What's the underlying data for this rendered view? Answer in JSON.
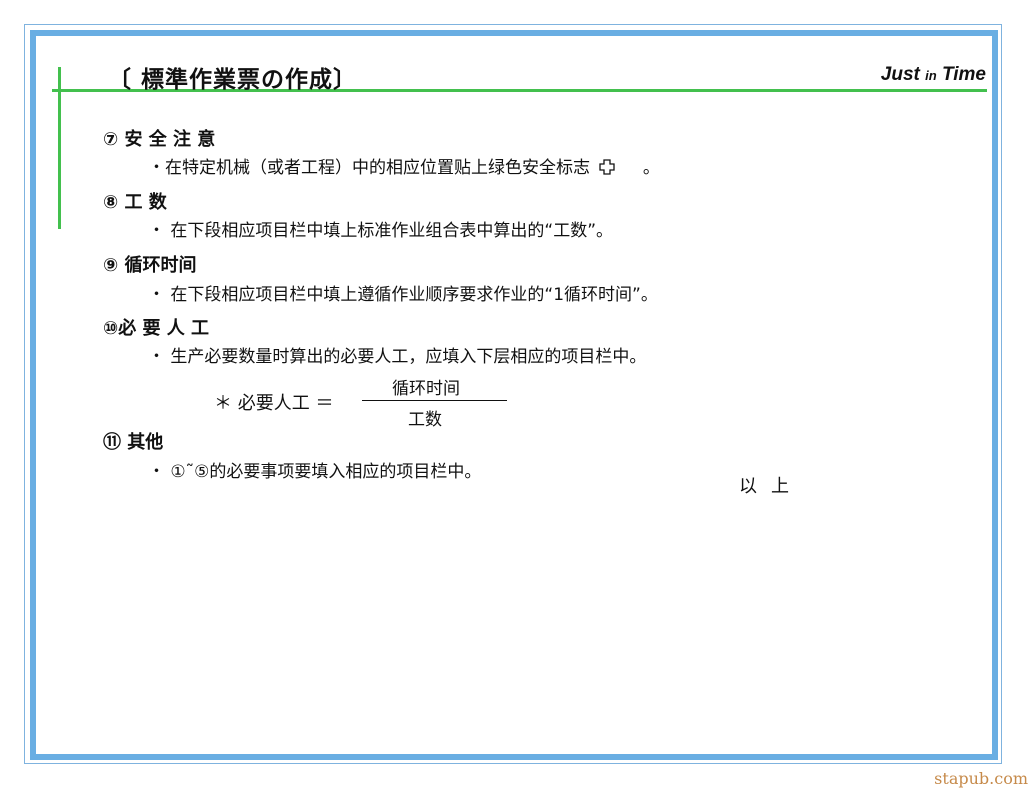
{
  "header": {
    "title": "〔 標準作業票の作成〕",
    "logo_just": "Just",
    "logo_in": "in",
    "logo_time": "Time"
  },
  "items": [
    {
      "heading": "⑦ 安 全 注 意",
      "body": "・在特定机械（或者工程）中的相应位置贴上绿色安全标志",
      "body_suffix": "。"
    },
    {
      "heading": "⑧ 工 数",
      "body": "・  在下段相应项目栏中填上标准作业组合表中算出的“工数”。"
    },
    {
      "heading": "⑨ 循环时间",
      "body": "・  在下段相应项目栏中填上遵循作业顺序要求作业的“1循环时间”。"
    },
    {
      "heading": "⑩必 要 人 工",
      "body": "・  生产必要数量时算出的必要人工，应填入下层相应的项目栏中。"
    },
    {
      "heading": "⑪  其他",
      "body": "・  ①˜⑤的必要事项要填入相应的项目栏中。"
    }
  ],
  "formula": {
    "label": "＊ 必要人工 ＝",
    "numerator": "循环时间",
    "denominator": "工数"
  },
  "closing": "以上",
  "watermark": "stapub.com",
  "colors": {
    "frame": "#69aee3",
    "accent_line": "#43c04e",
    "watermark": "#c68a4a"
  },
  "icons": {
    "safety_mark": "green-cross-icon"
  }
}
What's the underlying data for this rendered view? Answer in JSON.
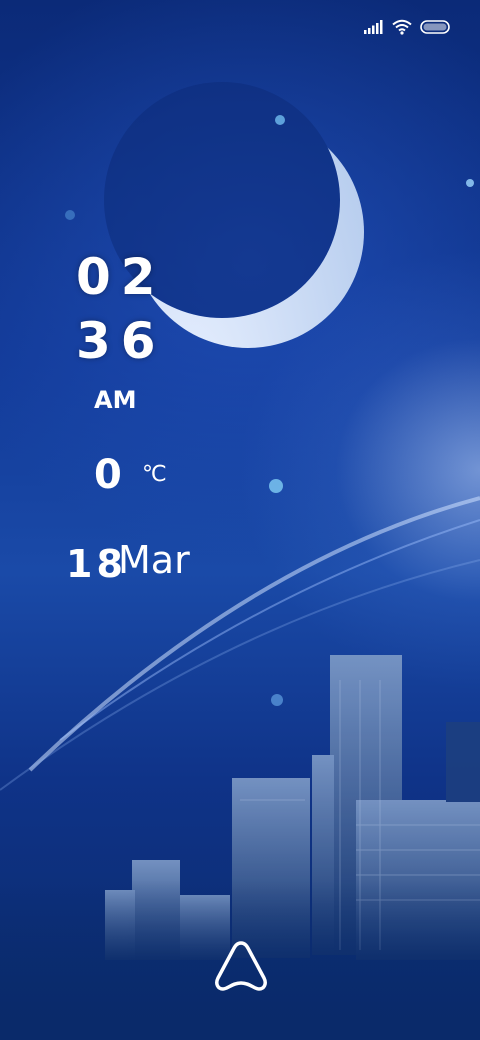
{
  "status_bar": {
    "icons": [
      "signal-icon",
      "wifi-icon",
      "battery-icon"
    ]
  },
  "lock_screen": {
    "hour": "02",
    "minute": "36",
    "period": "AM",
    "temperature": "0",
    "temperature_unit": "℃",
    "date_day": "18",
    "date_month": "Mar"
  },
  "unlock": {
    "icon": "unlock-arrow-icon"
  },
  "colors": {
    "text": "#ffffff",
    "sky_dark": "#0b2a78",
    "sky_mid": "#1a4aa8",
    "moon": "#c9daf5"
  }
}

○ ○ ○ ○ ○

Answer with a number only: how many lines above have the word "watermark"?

2